We didn t have time to get 2 doses into pigs before disease started and would leave herds susceptible during early infections and maternal decay.
PCVD - Global perspective and successful control, Durban, June 24 th, 50 Traditional grow it, kill it, 2 dose vaccine technology is easy and commonly used in autogenous vaccines and older commercial products that are used in naive animals. However development of 1 dose vaccine technology and vaccines that work in the face of maternal antibodies requires: A high quality, purified, stable, neutralizing antigen, at the proper dosage PCA TM Purified Circovirus Antigen.
A world class adjuvant that induces rapid onset of immunity, has good duration of immunity, and induces the proper immune response ImpranFLEX TM. It has an excellent safety profile as it does not contain mineral oil. Serology The serum samples were tested using the commercially available M. Serum virus neutralization tests for PRRSV were also done using the challenge strain, as previously described 18 , Serum samples were considered to be positive for neutralizing antibodies NA if the titer was greater than 2.
Quantification of M. The DNA extracts were then used to quantify the M. Enzyme-linked immunospot assay Mycoplasma hyopneumoniae and PRRSV antigens were prepared as previously described 21 , The numbers of M.

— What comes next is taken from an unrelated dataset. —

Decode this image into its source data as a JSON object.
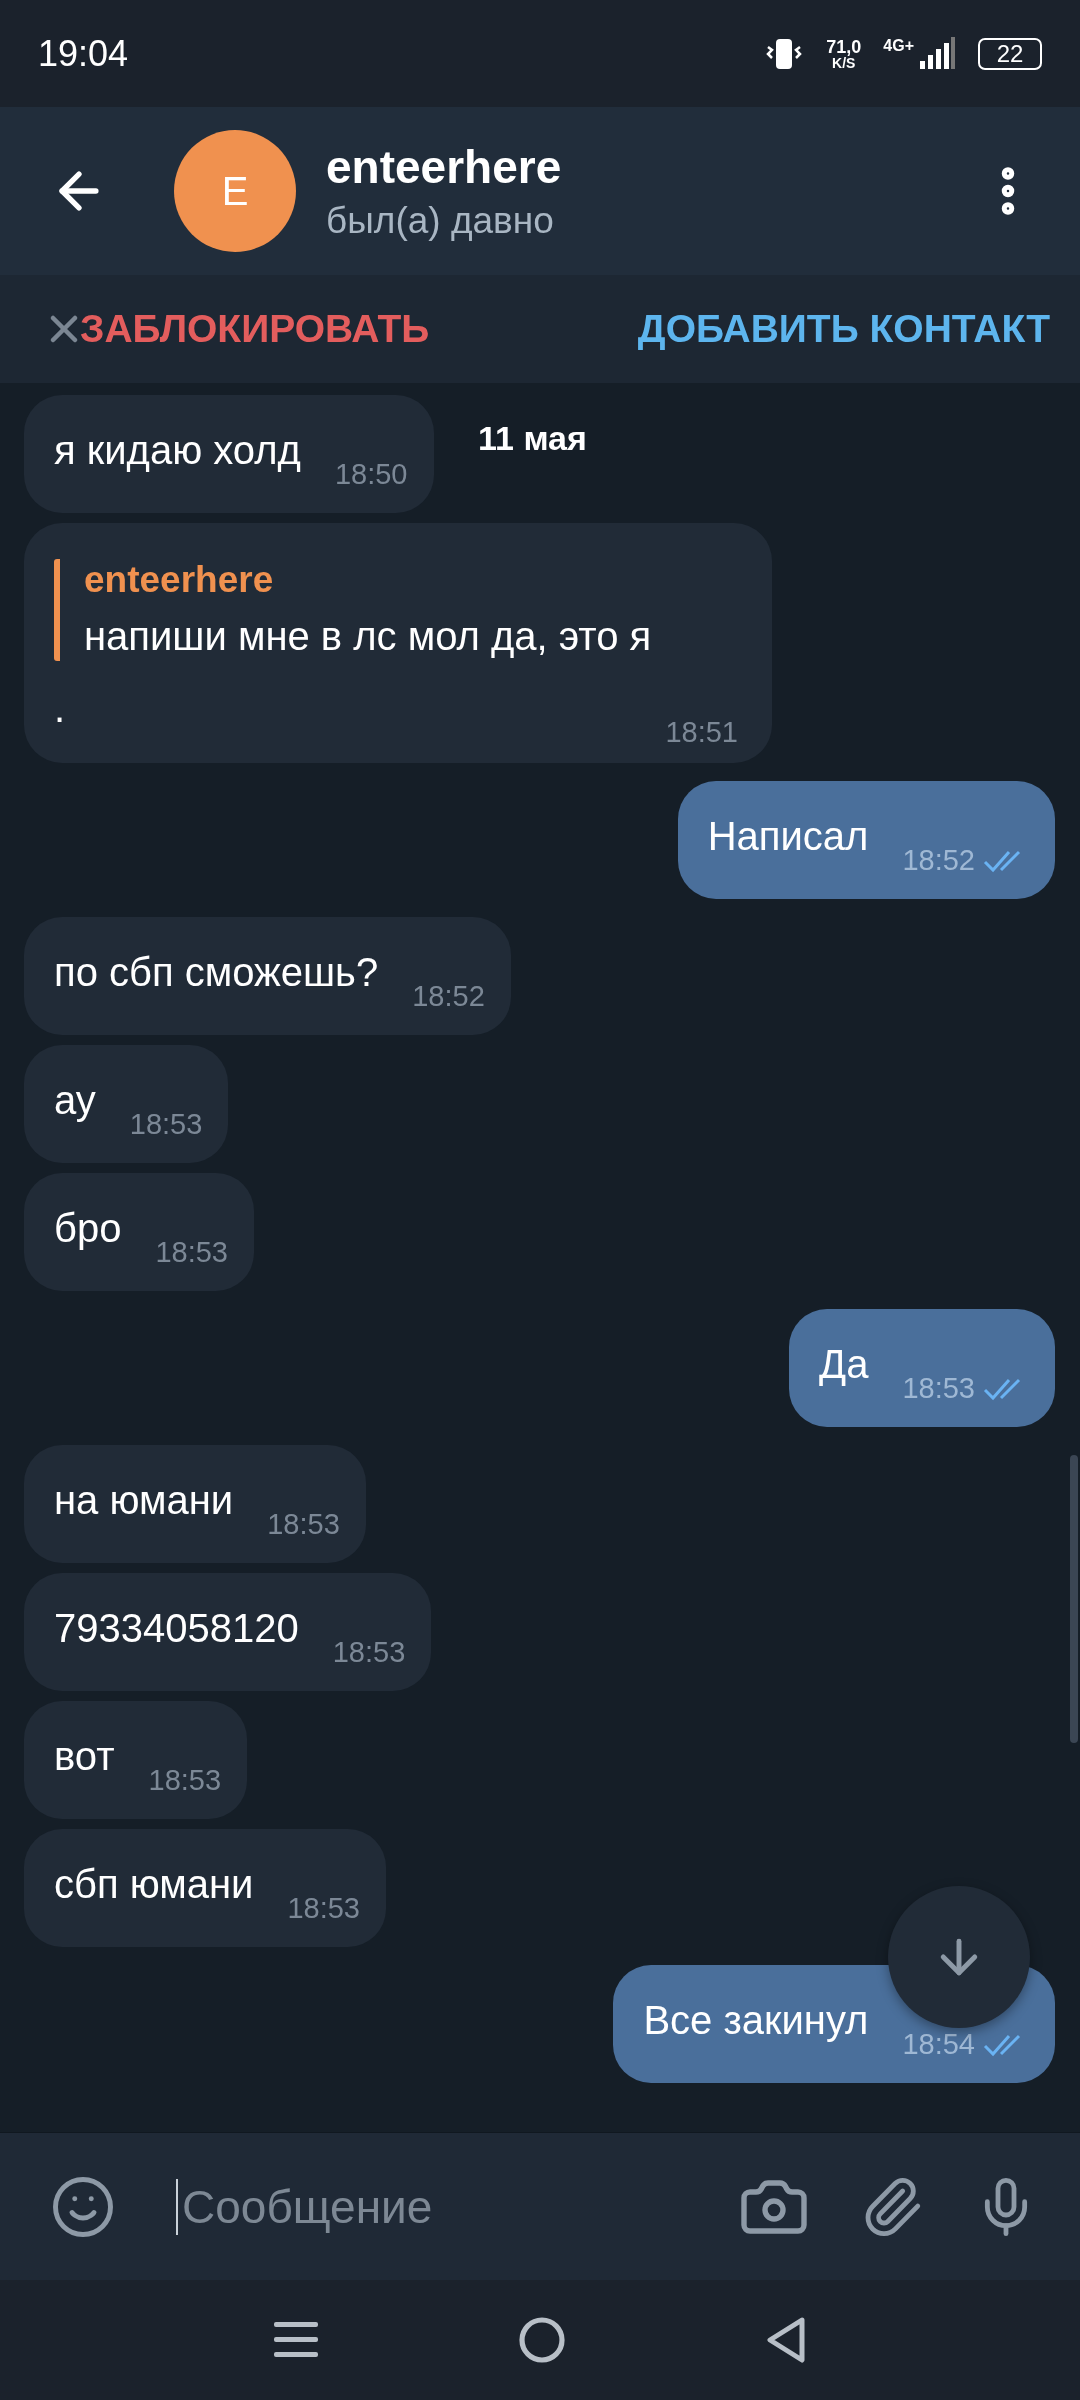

Detection limits for IL were 1. Macroscopic lung lesion scores The total extent of macroscopic lung lesions was estimated and calculated as previously described The frequency distribution of the lung lesion scores for each lung lobe was calculated by treatment 16 , Morphometric analysis For the morphometric analysis of pulmonary histopathological changes, 3 lung sections were taken from ventromedial part of the right and left caudal lobe, and right middle lobe.
Lung sections were examined blindly and given an estimated severity score for the measures of pulmonary pathology i. Each individual measure was given a score ranging from 0 no lesion visible to 3 severe lesions. These scores were added to obtain an overall score for each section. Discrete data clinical respiratory scores, mortality rate, microscopic lung lesion scores, and M.
Results Clinical evaluation Pigs in the Zoetis-Vac and BI-Vac groups remained normal throughout the study, as measured by their respiratory scores and rectal temperatures, whereas moderate to severe respiratory signs were observed in the positive controls Figures 1A and B. The mean rectal temperature ranging from Lost anatomical points will be of three injection treatments.
Table 1. Results and Discussion Table 1. Vaccination schedule.
A the digital image photographer walked down the length of total of 8. The observer quietly set the nursery pen image Post-injection, At the conclusion of the s period, the observer recommended for use as a practical on-farm pig behavioral signaled to the photographer, by leaning back against the welfare assessment measure. Table 2. Lost anatomical points for snout and tail pre- and post-injection.Pigs were individually weighed on the day of vaccination day 0 , day 41 prior to being moved to a finishing barn, and again on day at the end of the study.
It could be questioned whether the benefit of vaccination is still valid in modern pig production systems with a high level of biosecurity, which are becoming more and more widely adopted worldwide. Lost anatomical points for snout and tail pre- and post-injection. Numerous studies and reports have been done looking at PCVAD and investigating the presence of swine pathogens. Sow and piglet vaccinations were used separately and simultaneously for some batches of pigs.
Apart from the transport related to the weaning process, the piglets in the present study were also transported to the experimental facilities, a trip that lasted anywhere from one-half to two hours.
Paul, MN. In contrast, many other countries devastated by PCVD between and , did not have these valuable tools in their arsenal and thus experienced prolonged periods of devastation. References Kim, J.